─── Given records ───

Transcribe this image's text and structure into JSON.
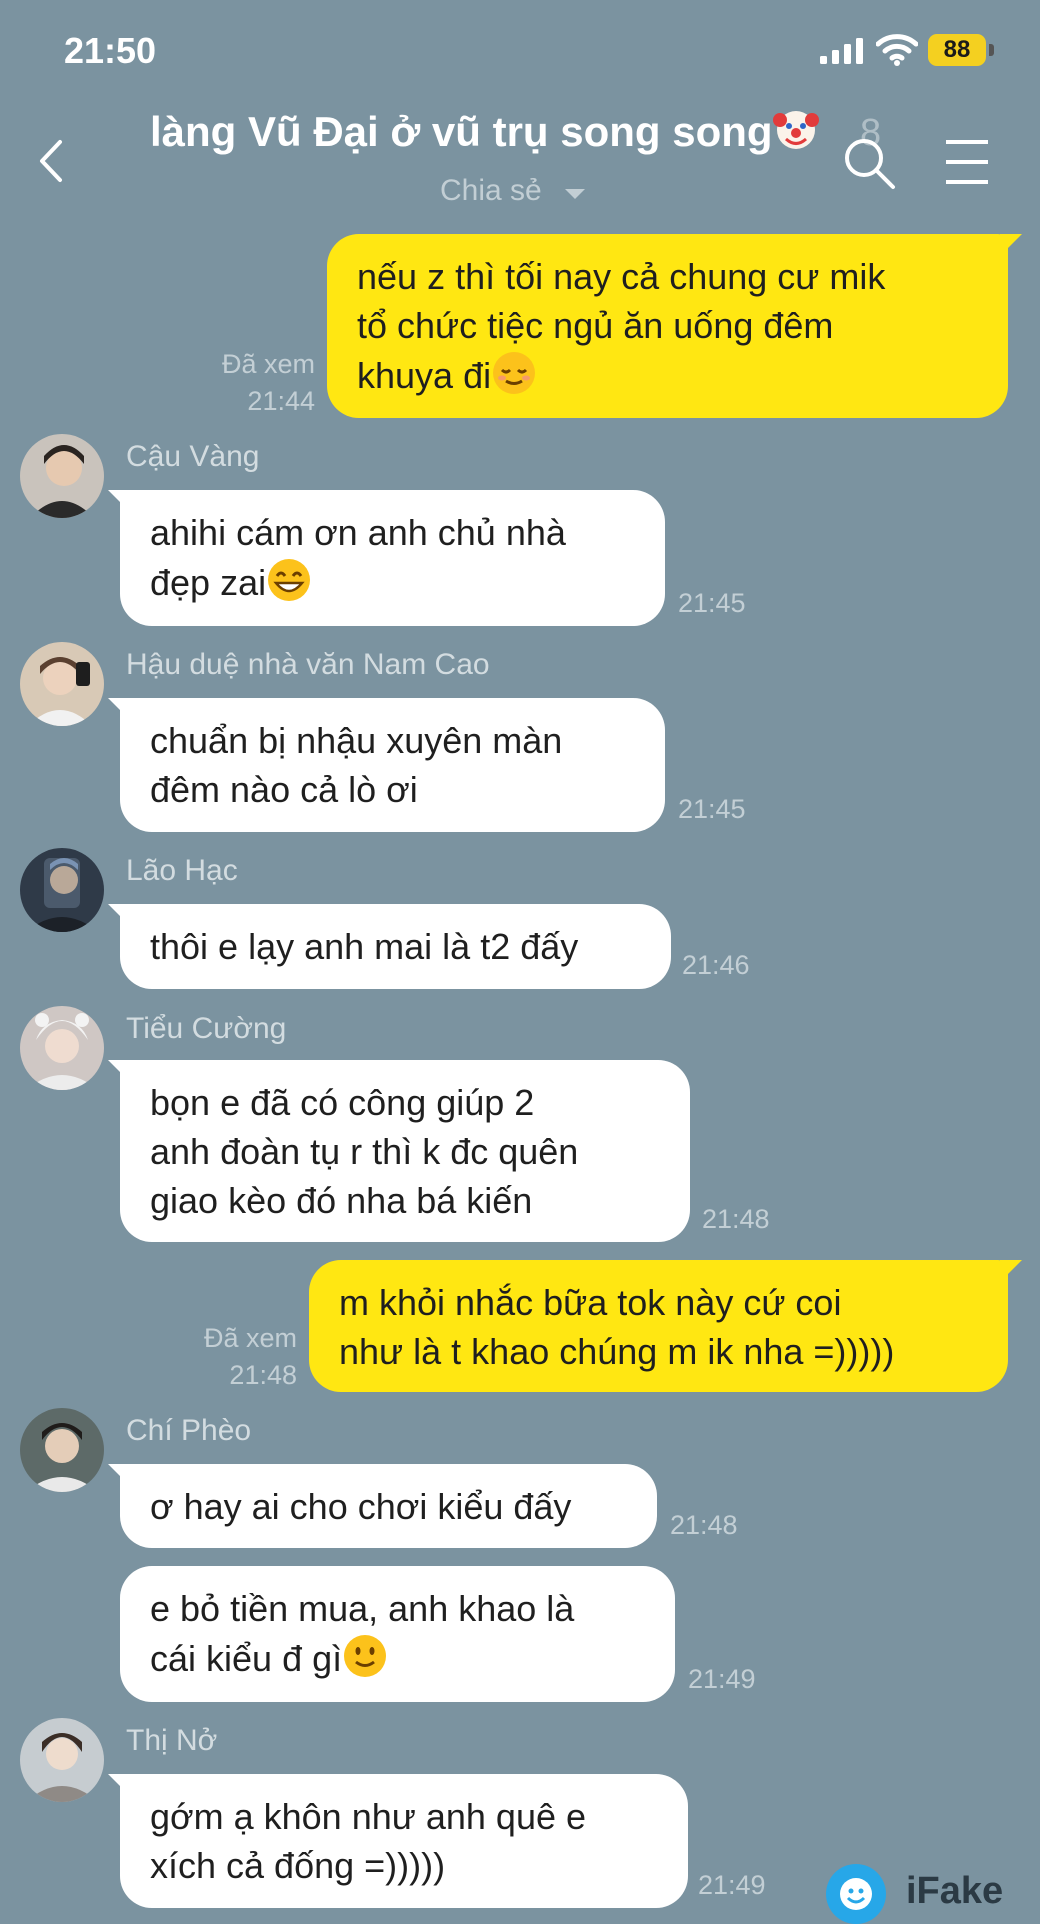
{
  "status_bar": {
    "time": "21:50",
    "battery": "88"
  },
  "header": {
    "title": "làng Vũ Đại ở vũ trụ song song",
    "member_count": "8",
    "share": "Chia sẻ"
  },
  "messages": [
    {
      "type": "out",
      "lines": [
        "nếu z thì tối nay cả chung cư mik",
        "tổ chức tiệc ngủ ăn uống đêm",
        "khuya đi"
      ],
      "emoji": "relieved-emoji",
      "seen": "Đã xem",
      "time": "21:44"
    },
    {
      "type": "in",
      "sender": "Cậu Vàng",
      "lines": [
        "ahihi cám ơn anh chủ nhà",
        "đẹp zai"
      ],
      "emoji": "grin-emoji",
      "time": "21:45"
    },
    {
      "type": "in",
      "sender": "Hậu duệ nhà văn Nam Cao",
      "lines": [
        "chuẩn bị nhậu xuyên màn",
        "đêm nào cả lò ơi"
      ],
      "time": "21:45"
    },
    {
      "type": "in",
      "sender": "Lão Hạc",
      "lines": [
        "thôi e lạy anh mai là t2 đấy"
      ],
      "time": "21:46"
    },
    {
      "type": "in",
      "sender": "Tiểu Cường",
      "lines": [
        "bọn e đã có công giúp 2",
        "anh đoàn tụ r thì k đc quên",
        "giao kèo đó nha bá kiến"
      ],
      "time": "21:48"
    },
    {
      "type": "out",
      "lines": [
        "m khỏi nhắc bữa tok này cứ coi",
        "như là t khao chúng m ik nha =)))))"
      ],
      "seen": "Đã xem",
      "time": "21:48"
    },
    {
      "type": "in",
      "sender": "Chí Phèo",
      "lines": [
        "ơ hay ai cho chơi kiểu đấy"
      ],
      "time": "21:48"
    },
    {
      "type": "in",
      "lines": [
        "e bỏ tiền mua, anh khao là",
        "cái kiểu đ gì"
      ],
      "emoji": "slight-smile-emoji",
      "time": "21:49"
    },
    {
      "type": "in",
      "sender": "Thị Nở",
      "lines": [
        "gớm ạ khôn như anh quê e",
        "xích cả đống =)))))"
      ],
      "time": "21:49"
    }
  ],
  "watermark": "iFake",
  "colors": {
    "background": "#7b93a0",
    "outgoing": "#ffe712",
    "incoming": "#ffffff",
    "battery": "#f4d020"
  }
}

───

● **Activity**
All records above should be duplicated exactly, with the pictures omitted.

● **Written response**
Transcribe this image's text and structure into JSON.
{
  "status_bar": {
    "time": "21:50",
    "battery": "88"
  },
  "header": {
    "title": "làng Vũ Đại ở vũ trụ song song",
    "member_count": "8",
    "share": "Chia sẻ"
  },
  "messages": [
    {
      "type": "out",
      "lines": [
        "nếu z thì tối nay cả chung cư mik",
        "tổ chức tiệc ngủ ăn uống đêm",
        "khuya đi"
      ],
      "emoji": "relieved-emoji",
      "seen": "Đã xem",
      "time": "21:44"
    },
    {
      "type": "in",
      "sender": "Cậu Vàng",
      "lines": [
        "ahihi cám ơn anh chủ nhà",
        "đẹp zai"
      ],
      "emoji": "grin-emoji",
      "time": "21:45"
    },
    {
      "type": "in",
      "sender": "Hậu duệ nhà văn Nam Cao",
      "lines": [
        "chuẩn bị nhậu xuyên màn",
        "đêm nào cả lò ơi"
      ],
      "time": "21:45"
    },
    {
      "type": "in",
      "sender": "Lão Hạc",
      "lines": [
        "thôi e lạy anh mai là t2 đấy"
      ],
      "time": "21:46"
    },
    {
      "type": "in",
      "sender": "Tiểu Cường",
      "lines": [
        "bọn e đã có công giúp 2",
        "anh đoàn tụ r thì k đc quên",
        "giao kèo đó nha bá kiến"
      ],
      "time": "21:48"
    },
    {
      "type": "out",
      "lines": [
        "m khỏi nhắc bữa tok này cứ coi",
        "như là t khao chúng m ik nha =)))))"
      ],
      "seen": "Đã xem",
      "time": "21:48"
    },
    {
      "type": "in",
      "sender": "Chí Phèo",
      "lines": [
        "ơ hay ai cho chơi kiểu đấy"
      ],
      "time": "21:48"
    },
    {
      "type": "in",
      "lines": [
        "e bỏ tiền mua, anh khao là",
        "cái kiểu đ gì"
      ],
      "emoji": "slight-smile-emoji",
      "time": "21:49"
    },
    {
      "type": "in",
      "sender": "Thị Nở",
      "lines": [
        "gớm ạ khôn như anh quê e",
        "xích cả đống =)))))"
      ],
      "time": "21:49"
    }
  ],
  "watermark": "iFake",
  "colors": {
    "background": "#7b93a0",
    "outgoing": "#ffe712",
    "incoming": "#ffffff",
    "battery": "#f4d020"
  }
}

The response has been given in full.